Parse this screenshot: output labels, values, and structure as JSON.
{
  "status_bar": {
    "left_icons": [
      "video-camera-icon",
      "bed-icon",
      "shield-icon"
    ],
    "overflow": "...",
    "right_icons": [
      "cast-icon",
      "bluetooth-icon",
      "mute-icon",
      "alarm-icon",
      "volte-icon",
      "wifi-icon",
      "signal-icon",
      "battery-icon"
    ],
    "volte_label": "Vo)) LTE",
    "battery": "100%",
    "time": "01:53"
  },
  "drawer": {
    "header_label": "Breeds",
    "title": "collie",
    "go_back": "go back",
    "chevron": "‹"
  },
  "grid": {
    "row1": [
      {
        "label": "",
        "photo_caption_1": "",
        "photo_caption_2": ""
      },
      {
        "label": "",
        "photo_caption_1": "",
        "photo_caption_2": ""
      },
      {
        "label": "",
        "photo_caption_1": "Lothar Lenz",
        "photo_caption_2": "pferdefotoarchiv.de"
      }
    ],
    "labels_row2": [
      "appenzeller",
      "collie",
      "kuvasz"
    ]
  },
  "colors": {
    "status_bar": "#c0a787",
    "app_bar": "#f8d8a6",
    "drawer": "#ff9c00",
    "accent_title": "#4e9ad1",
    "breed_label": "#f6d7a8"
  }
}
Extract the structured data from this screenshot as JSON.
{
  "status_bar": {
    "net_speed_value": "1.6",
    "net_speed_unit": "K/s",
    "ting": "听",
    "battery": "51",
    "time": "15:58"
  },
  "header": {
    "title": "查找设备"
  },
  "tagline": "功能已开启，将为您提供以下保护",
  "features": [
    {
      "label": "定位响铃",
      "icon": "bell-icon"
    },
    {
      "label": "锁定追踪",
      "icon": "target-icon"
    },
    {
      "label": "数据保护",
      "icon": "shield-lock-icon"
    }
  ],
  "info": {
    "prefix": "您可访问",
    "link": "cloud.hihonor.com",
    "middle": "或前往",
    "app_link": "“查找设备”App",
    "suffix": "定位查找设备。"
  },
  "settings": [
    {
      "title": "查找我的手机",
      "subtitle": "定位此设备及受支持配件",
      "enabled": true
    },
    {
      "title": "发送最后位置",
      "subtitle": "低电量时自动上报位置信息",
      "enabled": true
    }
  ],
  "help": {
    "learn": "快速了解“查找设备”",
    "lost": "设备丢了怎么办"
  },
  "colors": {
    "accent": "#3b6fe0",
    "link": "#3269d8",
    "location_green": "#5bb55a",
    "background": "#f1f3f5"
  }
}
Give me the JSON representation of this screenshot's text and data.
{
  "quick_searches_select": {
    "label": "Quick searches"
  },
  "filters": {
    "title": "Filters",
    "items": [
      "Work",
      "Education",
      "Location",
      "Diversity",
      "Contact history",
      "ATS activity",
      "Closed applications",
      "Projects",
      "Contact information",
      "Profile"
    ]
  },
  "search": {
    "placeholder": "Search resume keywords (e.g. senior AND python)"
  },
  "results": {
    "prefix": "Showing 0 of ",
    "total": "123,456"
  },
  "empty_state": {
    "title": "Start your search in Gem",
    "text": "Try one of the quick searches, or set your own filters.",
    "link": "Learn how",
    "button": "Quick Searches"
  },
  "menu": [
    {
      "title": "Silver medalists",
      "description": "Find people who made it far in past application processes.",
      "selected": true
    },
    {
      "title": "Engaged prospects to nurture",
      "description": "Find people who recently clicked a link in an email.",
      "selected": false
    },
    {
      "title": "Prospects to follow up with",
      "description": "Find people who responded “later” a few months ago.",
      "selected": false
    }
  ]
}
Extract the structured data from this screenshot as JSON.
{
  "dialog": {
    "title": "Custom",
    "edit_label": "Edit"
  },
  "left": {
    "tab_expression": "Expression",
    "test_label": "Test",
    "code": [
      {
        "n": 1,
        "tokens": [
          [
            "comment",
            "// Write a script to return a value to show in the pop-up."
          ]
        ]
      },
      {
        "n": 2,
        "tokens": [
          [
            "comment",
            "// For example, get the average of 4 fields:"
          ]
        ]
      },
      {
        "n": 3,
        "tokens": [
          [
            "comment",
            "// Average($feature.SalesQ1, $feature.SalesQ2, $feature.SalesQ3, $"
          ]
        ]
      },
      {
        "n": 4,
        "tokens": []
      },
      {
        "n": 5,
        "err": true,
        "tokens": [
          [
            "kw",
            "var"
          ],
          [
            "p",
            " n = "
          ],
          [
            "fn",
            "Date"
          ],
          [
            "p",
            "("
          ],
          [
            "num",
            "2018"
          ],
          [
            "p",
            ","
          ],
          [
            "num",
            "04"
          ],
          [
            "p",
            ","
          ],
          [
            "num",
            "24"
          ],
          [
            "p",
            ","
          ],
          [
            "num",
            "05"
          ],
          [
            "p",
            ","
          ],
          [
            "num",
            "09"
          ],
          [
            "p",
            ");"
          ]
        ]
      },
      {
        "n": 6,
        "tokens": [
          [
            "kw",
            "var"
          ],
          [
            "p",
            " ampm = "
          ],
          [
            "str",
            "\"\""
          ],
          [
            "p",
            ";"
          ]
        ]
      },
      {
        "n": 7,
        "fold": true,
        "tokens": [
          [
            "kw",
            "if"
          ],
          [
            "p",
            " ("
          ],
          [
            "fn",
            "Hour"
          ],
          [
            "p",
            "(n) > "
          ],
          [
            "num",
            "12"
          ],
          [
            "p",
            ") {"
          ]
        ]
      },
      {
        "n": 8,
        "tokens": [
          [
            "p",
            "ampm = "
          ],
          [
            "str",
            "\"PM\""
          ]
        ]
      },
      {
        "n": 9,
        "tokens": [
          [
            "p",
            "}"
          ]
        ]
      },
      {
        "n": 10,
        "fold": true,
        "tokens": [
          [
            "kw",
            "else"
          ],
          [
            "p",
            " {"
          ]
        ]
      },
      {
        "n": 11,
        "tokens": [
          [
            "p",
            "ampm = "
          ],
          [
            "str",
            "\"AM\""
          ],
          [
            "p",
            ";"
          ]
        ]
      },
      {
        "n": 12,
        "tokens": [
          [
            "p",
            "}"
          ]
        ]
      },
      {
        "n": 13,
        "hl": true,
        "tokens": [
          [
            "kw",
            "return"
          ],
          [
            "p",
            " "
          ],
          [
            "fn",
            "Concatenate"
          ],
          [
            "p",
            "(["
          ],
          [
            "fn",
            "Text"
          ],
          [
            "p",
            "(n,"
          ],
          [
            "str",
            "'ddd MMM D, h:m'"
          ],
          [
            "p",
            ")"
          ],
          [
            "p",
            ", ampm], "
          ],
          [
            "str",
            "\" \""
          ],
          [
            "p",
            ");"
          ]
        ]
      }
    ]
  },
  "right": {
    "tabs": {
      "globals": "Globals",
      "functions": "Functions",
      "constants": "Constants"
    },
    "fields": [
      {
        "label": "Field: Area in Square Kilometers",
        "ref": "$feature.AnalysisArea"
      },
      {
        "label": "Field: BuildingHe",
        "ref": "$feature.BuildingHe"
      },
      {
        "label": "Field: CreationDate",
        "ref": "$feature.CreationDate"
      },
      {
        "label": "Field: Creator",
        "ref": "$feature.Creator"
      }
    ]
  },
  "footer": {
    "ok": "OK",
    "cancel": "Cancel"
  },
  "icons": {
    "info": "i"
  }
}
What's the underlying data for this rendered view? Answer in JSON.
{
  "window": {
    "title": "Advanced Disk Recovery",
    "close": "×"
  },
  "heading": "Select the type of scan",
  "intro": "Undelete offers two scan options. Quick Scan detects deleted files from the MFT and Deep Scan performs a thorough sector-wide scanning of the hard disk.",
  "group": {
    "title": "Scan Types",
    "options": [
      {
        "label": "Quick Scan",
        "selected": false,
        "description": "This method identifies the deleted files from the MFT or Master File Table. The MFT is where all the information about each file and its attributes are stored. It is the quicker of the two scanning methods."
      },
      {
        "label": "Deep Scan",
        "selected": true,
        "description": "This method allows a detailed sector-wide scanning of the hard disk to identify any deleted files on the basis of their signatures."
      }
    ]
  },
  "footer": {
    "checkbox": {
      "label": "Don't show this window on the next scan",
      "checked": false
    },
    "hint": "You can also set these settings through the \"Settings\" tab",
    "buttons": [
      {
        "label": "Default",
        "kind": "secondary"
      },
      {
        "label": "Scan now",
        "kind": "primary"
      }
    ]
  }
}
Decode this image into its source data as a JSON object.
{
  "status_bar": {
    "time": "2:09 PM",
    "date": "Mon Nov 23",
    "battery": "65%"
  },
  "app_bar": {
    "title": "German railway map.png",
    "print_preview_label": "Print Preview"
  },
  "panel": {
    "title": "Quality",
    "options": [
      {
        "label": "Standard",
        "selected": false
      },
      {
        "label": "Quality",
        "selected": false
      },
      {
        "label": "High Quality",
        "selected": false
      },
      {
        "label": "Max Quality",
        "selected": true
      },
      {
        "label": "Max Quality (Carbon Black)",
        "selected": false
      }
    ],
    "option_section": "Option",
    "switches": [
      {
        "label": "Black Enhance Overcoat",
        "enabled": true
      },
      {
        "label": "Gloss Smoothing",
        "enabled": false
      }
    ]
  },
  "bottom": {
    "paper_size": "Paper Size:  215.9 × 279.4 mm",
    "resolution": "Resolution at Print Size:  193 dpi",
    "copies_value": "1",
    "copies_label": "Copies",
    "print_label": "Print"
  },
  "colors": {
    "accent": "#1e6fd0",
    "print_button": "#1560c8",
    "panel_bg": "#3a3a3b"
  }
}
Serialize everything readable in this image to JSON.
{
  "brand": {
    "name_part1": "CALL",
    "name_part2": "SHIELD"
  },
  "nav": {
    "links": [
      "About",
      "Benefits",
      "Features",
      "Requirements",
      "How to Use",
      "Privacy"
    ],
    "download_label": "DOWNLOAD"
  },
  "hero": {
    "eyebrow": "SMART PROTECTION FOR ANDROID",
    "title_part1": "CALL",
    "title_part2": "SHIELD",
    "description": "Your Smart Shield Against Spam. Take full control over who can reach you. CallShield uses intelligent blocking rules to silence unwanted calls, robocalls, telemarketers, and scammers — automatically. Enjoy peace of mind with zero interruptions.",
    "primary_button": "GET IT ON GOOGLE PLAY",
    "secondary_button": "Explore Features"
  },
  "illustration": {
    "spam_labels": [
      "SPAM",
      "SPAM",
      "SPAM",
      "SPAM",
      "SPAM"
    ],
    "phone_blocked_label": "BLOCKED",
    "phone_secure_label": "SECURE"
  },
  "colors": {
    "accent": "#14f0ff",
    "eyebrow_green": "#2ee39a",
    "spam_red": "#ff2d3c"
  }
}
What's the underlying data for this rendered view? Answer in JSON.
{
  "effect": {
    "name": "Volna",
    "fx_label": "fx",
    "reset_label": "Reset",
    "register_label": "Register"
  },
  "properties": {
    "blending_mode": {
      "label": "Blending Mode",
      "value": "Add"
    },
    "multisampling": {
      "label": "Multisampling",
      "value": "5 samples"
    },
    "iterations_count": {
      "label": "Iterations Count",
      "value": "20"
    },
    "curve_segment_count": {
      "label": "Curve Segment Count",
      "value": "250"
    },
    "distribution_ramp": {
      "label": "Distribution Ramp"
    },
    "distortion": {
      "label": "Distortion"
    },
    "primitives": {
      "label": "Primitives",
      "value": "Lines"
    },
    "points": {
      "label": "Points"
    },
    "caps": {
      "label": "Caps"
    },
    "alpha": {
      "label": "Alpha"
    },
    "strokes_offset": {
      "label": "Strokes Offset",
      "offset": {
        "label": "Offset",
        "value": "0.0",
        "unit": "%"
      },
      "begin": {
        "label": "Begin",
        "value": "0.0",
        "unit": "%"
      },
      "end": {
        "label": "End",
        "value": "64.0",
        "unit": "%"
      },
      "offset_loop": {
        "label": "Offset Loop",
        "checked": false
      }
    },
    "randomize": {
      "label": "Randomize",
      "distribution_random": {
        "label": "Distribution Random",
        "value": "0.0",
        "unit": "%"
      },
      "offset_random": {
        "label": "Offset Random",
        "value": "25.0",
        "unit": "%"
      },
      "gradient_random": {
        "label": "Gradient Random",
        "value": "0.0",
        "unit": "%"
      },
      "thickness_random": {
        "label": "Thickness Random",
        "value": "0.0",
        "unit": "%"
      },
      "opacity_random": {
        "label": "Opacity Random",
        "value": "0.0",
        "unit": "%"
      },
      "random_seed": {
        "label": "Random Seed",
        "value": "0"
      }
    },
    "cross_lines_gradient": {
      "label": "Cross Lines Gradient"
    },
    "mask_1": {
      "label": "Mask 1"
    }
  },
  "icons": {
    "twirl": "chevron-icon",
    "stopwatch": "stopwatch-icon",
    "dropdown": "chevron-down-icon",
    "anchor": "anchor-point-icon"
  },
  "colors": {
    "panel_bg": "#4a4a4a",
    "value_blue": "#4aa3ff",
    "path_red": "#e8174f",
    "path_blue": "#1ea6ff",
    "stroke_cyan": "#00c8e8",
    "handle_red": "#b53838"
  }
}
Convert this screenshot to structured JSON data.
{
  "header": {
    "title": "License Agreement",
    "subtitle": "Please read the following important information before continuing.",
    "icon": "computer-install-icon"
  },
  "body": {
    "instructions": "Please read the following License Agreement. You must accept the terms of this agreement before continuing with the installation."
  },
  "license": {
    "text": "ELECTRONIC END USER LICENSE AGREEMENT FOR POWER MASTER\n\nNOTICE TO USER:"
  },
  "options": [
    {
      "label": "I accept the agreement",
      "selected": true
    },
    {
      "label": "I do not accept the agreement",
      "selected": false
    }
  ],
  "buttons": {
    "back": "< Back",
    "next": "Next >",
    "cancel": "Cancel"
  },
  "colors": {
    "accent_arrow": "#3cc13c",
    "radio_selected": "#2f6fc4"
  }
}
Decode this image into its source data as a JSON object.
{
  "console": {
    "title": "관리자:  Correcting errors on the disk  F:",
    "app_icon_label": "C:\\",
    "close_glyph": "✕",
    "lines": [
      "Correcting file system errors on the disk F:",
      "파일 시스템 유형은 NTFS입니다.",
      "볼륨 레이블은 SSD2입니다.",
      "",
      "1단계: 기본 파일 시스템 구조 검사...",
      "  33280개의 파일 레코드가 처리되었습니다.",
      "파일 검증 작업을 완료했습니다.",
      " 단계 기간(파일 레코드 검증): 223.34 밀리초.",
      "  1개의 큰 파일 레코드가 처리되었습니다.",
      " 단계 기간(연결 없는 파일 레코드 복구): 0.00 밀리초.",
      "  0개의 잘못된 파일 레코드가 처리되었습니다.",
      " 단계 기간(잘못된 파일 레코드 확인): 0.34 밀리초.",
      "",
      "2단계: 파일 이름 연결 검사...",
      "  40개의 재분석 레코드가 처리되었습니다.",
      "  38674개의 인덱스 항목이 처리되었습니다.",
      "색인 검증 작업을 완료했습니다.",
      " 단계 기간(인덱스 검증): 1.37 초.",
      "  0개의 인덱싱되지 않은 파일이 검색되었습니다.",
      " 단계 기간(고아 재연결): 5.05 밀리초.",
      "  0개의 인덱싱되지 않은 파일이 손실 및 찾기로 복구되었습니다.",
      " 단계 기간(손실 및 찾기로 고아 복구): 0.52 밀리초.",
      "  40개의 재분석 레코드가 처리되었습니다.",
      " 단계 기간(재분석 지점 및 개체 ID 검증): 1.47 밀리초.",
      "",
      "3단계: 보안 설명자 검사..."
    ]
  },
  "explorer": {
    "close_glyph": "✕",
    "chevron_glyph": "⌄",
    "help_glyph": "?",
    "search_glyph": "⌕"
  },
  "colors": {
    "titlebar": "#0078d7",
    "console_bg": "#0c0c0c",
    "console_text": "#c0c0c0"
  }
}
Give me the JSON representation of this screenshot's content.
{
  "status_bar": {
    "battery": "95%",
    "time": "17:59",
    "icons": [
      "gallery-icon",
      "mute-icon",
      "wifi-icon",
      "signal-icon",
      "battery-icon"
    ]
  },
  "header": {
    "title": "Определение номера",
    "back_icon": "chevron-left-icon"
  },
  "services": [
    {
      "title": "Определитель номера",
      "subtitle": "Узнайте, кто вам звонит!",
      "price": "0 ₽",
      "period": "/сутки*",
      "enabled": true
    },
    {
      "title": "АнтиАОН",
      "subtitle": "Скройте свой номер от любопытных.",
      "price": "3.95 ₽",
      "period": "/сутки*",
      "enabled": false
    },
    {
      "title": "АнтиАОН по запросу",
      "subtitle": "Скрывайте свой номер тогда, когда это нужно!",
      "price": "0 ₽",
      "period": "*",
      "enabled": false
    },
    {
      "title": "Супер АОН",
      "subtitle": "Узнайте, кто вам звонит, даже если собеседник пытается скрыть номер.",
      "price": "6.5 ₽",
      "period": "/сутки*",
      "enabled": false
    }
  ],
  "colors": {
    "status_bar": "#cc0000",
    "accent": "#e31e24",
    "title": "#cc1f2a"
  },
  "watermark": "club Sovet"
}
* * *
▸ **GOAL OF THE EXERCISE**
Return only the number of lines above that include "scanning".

▸ **ANSWER TO THIS EXERCISE**
3